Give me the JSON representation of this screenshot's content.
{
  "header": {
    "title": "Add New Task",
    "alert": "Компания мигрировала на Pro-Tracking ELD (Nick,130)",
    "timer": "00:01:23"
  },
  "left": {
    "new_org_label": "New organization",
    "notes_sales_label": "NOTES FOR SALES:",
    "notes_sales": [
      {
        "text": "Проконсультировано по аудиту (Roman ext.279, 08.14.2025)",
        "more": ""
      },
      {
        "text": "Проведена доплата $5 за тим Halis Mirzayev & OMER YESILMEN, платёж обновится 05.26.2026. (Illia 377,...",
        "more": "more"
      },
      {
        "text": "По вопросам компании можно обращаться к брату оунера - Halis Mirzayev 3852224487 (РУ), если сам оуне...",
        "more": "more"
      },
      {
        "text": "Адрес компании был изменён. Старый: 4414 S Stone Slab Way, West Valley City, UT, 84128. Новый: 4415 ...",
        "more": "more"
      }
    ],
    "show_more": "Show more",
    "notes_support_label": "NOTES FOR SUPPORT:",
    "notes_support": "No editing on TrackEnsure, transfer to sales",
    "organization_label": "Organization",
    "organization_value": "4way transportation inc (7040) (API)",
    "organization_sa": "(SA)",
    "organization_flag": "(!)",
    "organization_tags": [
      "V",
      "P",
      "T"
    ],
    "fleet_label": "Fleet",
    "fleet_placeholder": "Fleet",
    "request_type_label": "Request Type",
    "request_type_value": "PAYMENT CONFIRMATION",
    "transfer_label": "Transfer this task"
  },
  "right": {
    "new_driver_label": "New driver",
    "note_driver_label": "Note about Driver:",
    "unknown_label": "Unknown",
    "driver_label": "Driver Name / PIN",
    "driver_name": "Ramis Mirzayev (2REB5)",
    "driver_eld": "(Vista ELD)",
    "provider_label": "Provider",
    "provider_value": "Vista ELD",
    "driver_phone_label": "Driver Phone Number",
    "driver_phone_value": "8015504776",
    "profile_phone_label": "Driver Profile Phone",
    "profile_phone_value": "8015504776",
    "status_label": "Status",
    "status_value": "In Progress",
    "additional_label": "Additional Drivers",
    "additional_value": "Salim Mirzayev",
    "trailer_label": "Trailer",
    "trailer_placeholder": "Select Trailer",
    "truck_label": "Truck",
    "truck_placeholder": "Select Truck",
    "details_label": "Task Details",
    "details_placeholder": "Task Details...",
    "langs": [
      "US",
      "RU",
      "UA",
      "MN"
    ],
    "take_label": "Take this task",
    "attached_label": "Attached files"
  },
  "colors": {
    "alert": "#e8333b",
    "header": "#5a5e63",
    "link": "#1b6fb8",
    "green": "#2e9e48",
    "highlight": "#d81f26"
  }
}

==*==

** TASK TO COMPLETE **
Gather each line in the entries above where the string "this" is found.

** SOLUTION **
Give me the JSON representation of this screenshot's content.
    "transfer_label": "Transfer this task"
    "take_label": "Take this task",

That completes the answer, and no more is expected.